Students found something of survival guide by looking at how evolution goes about sustaining life on Earth. We found the tenets of sustainability: all energy is solar, all waste is food, and all life is diverse. The tenets of sustainability tell us exactly how life has always operated on this planet, and how it will continue to, with or without us.
When we fail to respect nature through our designs or actions, we run right into what is known as the tragedy of the commons. We cannot as individuals, corporation, or nations exploit or pollute what is held in common, namely the land, the oceans, or the air and still be sustainable. A cost benefit analysis in terms of each sustainability tenet is essential for every step we take. There is no such thing as excluding what business terms an “externality” in the final equation.
The Problem with Subject Matter Specificity
Subject matter specificity, in schools and in the professions, lets us off the hook when it comes to the environment. This problem can be found even in project-driven schools when students aren’t asked to consider the connections, the cost or consequence, or the impact of their project on the environment. Later in life the myopia will continue, when specialists in the sciences and technology go ahead unreflectively with industrial projects masquerading as progress. Trained to be experts in only one field, responsible for only a limited perspective, specialists feel little to no professional compulsion to look for connections or to consider the consequences of their projects.

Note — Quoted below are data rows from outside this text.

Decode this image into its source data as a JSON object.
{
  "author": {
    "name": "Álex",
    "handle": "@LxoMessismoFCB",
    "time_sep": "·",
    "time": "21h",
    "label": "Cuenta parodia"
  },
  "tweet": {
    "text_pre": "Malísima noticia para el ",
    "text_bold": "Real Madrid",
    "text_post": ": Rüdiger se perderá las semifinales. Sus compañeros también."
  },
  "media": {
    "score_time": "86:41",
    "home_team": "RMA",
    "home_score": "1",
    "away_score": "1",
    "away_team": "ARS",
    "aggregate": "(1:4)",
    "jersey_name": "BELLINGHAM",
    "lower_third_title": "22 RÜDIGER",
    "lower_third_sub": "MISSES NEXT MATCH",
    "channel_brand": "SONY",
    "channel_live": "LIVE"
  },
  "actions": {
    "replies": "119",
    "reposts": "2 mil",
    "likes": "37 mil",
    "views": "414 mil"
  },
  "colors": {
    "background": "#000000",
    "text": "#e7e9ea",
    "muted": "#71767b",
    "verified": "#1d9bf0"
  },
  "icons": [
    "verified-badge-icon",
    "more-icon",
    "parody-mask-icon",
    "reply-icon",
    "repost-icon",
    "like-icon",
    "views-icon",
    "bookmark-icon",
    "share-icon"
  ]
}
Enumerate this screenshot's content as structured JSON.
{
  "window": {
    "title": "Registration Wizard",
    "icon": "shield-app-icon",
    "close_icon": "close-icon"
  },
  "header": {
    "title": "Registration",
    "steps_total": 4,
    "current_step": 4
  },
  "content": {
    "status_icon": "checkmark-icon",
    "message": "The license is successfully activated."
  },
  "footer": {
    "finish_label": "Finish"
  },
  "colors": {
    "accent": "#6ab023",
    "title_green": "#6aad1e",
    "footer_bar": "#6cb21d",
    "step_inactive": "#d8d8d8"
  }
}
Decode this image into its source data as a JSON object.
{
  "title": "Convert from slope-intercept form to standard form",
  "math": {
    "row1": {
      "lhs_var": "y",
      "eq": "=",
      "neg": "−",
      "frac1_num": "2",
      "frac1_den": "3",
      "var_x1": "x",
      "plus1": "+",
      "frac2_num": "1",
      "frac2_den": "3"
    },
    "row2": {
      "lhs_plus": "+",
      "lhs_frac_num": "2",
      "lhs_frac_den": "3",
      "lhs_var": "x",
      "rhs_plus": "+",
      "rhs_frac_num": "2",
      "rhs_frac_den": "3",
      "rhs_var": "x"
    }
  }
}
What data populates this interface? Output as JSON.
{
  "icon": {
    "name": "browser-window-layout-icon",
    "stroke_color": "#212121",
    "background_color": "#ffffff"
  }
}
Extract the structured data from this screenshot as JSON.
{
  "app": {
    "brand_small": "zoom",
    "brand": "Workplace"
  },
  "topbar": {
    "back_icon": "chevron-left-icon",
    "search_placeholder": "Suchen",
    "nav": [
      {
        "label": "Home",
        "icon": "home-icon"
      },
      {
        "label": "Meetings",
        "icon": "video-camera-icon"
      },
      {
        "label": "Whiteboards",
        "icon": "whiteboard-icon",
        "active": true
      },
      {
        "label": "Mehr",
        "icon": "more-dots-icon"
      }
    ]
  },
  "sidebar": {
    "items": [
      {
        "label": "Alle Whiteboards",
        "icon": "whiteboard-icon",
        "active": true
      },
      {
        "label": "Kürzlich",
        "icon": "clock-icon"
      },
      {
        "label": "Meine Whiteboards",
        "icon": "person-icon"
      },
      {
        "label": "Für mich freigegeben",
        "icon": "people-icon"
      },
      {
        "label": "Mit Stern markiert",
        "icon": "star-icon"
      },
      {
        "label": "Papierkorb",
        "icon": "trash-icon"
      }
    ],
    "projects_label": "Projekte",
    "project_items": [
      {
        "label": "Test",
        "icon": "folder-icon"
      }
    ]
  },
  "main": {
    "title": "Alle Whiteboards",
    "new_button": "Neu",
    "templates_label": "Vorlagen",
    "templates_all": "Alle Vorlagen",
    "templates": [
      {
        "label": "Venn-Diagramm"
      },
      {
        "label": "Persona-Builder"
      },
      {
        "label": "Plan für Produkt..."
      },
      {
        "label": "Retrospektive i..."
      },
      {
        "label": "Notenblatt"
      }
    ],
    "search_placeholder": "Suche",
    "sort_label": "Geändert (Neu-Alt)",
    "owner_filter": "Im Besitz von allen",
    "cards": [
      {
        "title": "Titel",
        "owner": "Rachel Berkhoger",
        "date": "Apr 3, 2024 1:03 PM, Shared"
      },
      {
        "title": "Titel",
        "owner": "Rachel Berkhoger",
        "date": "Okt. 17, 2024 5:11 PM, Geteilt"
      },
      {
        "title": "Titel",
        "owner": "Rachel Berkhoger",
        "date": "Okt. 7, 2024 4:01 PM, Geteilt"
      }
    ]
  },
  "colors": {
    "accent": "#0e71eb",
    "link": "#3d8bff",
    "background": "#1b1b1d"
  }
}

In working with Jay, I found out that addressing climate change requires contributions not only from those who study nature, but also from those who study humanity. After all, WE are the species causing it. In humanities, with climate change a settled fact, our Socratic Seminars focused more and more upon the nature of humanity itself. We asked an essential question about climate change: “How can we, as a species, while knowing this is happening, leave it largely unaddressed?” If we had not done so, I could not have looked Jay in the eye. Had humanities students not engaged in relevant social study, neither Jay nor I would have found their work authentic. And, by taking up social analysis, students found that our history, our literature, and the best in our culture can tell us a great deal about life, about living simply, and about sustainability.
So, while my work with Jay began through an interdisciplinary expectation, it led to an interdisciplinary responsibility. Over the years, we came together to negotiate the year’s topic, the field guide table of contents and chapter content. With our students we looked for connections, sought relevance and asked questions no matter where they led. In the field guide’s uncharted territory, our students found a place to raise their own questions and express their own ideas. We learned a lot from them. What started as a simple look at the local Boat Channel turned into a study of the Bay’s ecological history, which then became a consideration of the environment itself. In some sense, there was nothing planned about it.
Jay was fond of referring to our partnership as akin to that of the scientist, Ed Ricketts, and the novelist, John Steinbeck, who worked together on The Log from the Sea of Cortez. The comparison to Steinbeck would give any humanities teacher pause, but Jay felt it held truth, perhaps enjoying the reference all the more for the reservation it raised in me. Jay did have a point about the importance of interdisciplinary work, though. None of these ideas and none of the student work and awareness found in our field guides could have happened without our academic partnership, or without our personal relationship. I have him to thank for this.